Leno said a guy in that lofty, 11:30 p.m. position has to know when it’s time to leave.
“When you’re 40 and talking to the 26-year-old supermodel, it’s sexy. When you’re 65, you’re the old guy,” he said. “At this stage of my life, I shouldn’t have to know all of Kanye West’s music.”
These days, Leno (who said he owns 140 cars and 117 motorcycles) hosts a much lower profile show for vehicle aficionados on CNBC called “Jay Leno’s Garage.”
Leno is able to convince big celebrities to visit by assuring them that the only questions he plans to ask are about cars, motorcycles and planes.
“They’re comfortable talking about their hobby without having to worry about me saying, ‘Your last film bombed. Why do you think that is?’”
Leno said he enjoys returning to “The Tonight Show” in the role no different from any other comic trying to prove himself.
“I’m going on again Thursday,” he said. “And I’m going on as a stand-up comedian. I’m not going on as some old legend who used to do the show. I’m going on as a comedian. You will rise and fall based on jokes that you tell.”
His plan to keep touring as long as he is able isn’t about proving something. It’s about enjoying himself.

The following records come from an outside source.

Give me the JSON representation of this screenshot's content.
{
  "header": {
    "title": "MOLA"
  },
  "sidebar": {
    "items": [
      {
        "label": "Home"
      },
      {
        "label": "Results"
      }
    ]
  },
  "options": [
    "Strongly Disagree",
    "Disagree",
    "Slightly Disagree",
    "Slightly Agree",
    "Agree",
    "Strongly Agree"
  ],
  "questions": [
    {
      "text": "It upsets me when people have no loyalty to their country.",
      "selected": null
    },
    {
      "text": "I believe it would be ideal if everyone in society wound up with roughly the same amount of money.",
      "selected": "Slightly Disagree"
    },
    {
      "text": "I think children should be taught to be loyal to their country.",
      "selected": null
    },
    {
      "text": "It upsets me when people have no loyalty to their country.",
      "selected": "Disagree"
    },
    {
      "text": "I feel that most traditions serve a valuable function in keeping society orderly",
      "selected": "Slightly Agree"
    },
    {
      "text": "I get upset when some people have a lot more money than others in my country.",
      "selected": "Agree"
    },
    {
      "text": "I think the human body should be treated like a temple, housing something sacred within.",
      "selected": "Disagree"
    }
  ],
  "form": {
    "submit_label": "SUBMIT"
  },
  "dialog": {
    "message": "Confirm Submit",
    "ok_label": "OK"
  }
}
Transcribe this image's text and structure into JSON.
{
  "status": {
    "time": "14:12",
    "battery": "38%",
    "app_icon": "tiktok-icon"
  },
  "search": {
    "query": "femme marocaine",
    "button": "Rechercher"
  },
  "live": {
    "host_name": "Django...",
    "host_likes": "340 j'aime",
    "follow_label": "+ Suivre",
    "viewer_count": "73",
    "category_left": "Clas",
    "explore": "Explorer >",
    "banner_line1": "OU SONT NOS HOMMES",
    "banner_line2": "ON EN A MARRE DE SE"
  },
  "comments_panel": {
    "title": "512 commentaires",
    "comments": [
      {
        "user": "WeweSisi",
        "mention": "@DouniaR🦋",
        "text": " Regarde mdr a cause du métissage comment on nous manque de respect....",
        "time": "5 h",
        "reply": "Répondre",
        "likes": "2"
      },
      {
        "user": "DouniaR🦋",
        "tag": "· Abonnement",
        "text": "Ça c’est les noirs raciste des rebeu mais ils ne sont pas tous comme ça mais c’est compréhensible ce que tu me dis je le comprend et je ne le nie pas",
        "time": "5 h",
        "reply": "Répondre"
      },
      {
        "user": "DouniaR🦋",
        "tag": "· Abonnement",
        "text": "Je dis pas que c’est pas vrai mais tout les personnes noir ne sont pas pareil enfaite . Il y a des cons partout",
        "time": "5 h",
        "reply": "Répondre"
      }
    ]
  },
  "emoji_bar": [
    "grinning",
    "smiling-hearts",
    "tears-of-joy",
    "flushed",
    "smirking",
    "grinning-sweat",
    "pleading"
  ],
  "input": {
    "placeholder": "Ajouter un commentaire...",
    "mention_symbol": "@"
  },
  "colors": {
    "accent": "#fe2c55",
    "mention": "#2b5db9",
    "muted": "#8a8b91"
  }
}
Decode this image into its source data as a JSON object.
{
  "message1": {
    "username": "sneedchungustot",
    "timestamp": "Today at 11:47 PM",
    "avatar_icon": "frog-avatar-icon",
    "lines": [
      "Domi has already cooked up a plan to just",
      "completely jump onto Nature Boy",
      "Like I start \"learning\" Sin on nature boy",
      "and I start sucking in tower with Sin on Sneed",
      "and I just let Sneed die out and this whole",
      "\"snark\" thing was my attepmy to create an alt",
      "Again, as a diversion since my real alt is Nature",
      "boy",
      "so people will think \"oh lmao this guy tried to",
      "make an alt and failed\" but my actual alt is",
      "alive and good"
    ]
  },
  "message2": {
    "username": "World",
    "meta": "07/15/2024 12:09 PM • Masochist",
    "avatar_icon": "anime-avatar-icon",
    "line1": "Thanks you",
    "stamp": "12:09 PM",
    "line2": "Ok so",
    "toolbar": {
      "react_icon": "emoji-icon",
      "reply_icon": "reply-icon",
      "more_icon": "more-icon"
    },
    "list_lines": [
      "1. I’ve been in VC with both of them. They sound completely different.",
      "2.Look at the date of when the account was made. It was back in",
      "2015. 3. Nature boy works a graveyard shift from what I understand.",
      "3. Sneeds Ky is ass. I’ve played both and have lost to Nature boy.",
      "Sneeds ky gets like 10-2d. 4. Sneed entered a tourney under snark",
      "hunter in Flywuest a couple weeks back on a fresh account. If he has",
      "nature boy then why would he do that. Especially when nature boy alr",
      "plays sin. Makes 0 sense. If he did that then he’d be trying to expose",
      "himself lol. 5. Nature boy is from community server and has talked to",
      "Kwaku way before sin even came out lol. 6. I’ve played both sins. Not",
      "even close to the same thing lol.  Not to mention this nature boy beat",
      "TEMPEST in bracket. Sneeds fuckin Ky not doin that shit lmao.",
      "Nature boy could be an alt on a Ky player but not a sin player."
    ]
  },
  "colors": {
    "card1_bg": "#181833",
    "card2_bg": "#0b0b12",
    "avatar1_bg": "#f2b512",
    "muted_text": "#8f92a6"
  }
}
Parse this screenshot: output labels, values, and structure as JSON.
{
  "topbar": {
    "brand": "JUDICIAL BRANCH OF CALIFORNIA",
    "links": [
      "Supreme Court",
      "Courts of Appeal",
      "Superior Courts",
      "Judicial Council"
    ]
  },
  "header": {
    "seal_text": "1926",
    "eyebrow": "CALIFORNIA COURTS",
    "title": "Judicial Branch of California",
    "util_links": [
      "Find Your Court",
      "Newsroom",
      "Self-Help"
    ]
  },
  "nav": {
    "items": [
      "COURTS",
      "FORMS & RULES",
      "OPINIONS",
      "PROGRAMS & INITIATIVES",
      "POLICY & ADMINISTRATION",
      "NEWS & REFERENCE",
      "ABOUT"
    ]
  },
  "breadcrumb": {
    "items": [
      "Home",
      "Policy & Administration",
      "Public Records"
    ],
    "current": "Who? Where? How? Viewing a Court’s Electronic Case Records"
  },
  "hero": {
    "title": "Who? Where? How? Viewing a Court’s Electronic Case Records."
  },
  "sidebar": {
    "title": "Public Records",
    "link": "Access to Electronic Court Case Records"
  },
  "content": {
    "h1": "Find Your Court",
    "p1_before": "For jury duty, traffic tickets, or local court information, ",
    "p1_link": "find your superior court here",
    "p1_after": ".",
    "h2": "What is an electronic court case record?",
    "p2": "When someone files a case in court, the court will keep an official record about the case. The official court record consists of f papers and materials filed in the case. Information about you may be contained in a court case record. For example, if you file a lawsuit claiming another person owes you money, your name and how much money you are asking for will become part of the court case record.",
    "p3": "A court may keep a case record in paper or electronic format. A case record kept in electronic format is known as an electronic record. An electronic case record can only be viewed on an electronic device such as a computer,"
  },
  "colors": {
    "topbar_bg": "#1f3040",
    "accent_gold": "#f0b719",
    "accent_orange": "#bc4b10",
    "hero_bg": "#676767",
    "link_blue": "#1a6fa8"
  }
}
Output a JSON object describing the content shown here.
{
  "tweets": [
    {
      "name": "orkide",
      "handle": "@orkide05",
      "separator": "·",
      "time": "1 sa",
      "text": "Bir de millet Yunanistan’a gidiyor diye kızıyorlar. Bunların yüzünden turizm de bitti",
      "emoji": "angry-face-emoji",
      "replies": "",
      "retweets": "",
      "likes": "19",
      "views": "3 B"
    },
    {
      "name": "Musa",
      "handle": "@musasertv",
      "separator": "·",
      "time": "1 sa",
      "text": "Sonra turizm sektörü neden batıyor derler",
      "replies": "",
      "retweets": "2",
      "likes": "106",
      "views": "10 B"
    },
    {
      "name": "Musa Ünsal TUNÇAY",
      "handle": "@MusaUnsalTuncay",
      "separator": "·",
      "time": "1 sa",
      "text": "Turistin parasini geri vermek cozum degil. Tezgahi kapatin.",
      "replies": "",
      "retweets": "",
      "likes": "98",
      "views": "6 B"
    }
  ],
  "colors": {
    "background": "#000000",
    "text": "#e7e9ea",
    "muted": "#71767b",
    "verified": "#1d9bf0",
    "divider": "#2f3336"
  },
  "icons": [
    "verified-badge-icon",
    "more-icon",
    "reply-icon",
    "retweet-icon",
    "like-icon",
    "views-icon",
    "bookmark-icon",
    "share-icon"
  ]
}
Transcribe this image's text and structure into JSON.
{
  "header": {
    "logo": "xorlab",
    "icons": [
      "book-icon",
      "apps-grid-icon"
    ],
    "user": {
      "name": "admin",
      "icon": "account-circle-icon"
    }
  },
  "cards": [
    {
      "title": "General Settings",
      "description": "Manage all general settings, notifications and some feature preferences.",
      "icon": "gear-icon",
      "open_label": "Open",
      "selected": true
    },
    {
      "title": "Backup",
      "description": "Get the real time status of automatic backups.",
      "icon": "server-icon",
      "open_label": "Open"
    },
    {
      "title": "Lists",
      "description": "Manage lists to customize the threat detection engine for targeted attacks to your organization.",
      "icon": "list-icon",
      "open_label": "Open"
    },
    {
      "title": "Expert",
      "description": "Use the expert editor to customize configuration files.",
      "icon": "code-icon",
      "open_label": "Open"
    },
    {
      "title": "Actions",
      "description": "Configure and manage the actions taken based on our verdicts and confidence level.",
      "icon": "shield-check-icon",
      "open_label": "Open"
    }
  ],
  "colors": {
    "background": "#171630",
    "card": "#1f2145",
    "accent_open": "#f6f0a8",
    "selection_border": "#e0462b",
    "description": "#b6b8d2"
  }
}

“It’s great fun to write jones and tell them for a living,” Leno said. “It gives you a great deal of satisfaction. People laugh. I don’t think of it as work. It’s really fun for me. I truly enjoy it. I’m not one of those people who vomits before they go on stage because they’re so nervous.”